Data about app and page elements |
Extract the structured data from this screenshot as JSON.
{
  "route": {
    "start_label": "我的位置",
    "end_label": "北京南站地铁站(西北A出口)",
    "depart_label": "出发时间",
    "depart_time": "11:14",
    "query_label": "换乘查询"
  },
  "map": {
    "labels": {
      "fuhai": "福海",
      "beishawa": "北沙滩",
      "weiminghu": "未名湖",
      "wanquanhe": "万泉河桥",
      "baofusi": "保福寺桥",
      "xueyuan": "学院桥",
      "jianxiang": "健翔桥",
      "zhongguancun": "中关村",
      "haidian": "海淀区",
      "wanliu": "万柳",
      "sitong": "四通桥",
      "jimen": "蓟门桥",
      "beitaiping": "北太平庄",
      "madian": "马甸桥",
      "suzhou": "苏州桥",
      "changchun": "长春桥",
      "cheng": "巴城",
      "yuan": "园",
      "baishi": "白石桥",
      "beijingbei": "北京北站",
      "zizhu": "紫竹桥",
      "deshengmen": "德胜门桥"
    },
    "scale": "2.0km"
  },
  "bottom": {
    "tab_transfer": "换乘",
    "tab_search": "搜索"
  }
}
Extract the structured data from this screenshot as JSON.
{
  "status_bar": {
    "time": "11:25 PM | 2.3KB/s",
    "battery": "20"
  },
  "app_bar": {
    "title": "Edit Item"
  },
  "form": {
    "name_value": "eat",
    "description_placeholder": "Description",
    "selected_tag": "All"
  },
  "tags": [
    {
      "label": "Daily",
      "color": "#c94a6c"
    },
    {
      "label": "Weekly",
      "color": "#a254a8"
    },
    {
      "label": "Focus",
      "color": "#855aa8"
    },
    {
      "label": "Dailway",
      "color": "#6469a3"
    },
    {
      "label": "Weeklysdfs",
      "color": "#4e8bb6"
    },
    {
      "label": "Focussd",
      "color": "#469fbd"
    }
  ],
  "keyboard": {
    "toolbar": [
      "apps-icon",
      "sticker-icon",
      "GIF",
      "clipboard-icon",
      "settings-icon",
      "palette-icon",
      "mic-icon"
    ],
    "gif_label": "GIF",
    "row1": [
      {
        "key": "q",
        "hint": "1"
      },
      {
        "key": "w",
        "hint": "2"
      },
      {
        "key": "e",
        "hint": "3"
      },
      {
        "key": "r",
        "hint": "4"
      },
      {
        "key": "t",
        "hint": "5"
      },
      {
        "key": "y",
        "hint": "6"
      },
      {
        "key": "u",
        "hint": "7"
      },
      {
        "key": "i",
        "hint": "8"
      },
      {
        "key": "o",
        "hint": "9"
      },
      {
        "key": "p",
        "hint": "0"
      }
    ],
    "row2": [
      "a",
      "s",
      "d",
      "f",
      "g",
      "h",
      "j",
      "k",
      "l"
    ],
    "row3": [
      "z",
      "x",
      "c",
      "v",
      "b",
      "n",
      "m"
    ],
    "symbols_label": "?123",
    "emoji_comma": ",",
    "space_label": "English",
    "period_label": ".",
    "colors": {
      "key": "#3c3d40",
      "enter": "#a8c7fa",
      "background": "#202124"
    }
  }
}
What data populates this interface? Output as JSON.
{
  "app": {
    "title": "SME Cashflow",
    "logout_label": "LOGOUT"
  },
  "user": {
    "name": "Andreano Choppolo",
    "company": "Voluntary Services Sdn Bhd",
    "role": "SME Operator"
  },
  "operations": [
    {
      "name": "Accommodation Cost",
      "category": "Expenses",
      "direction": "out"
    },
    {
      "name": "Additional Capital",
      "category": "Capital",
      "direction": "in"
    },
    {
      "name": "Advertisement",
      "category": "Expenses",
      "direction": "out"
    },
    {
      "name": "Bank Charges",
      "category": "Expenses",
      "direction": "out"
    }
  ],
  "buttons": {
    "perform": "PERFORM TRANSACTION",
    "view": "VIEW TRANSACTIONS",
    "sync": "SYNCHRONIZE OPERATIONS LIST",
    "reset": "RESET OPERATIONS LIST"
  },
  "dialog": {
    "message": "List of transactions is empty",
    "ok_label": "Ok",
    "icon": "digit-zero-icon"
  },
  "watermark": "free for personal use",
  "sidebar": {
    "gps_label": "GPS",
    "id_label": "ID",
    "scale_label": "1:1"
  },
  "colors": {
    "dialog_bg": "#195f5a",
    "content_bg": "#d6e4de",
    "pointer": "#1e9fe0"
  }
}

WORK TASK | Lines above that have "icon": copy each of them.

ANSWER BOX |
      "apps-icon",
      "sticker-icon",
      "clipboard-icon",
      "settings-icon",
      "palette-icon",
      "mic-icon"
    "icon": "digit-zero-icon"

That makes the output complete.